**ASSIGNED TASK**:
Within the records that follow, find every line containing the string "fuer". Copy those lines.

Stored records:
____

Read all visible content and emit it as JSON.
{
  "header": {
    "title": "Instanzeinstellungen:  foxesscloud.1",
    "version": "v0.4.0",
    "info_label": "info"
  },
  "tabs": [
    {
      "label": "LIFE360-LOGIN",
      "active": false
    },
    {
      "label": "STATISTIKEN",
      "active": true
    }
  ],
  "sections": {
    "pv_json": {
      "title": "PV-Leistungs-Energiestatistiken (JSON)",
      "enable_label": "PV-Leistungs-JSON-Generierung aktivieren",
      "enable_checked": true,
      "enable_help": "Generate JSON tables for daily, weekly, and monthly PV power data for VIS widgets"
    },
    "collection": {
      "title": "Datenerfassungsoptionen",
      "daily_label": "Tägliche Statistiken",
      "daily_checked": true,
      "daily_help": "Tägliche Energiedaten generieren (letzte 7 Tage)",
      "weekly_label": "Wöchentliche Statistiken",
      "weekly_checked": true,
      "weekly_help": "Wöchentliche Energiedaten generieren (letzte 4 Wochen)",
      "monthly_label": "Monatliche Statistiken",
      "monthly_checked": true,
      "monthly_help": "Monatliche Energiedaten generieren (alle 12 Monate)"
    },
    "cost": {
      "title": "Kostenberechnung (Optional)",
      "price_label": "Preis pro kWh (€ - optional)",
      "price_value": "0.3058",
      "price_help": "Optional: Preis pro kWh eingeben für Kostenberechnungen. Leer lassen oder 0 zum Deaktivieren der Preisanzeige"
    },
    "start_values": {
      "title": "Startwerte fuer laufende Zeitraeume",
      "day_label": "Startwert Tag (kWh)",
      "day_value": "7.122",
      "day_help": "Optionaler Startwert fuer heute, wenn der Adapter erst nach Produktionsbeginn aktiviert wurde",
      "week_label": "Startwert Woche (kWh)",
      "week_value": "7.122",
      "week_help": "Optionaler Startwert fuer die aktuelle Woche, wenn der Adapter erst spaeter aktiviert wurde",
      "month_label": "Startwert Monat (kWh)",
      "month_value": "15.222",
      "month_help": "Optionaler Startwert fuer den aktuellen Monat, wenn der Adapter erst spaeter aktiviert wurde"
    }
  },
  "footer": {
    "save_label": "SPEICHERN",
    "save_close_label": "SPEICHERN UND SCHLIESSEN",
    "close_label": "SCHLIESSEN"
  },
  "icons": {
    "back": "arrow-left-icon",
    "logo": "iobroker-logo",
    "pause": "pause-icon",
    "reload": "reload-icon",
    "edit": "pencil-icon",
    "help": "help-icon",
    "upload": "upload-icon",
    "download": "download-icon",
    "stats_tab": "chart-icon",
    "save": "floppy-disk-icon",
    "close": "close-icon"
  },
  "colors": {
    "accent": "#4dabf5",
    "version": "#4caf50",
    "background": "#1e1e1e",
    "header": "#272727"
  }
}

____

**ANSWER FOR THIS EXERCISE**:
      "title": "Startwerte fuer laufende Zeitraeume",
      "day_help": "Optionaler Startwert fuer heute, wenn der Adapter erst nach Produktionsbeginn aktiviert wurde",
      "week_help": "Optionaler Startwert fuer die aktuelle Woche, wenn der Adapter erst spaeter aktiviert wurde",
      "month_help": "Optionaler Startwert fuer den aktuellen Monat, wenn der Adapter erst spaeter aktiviert wurde"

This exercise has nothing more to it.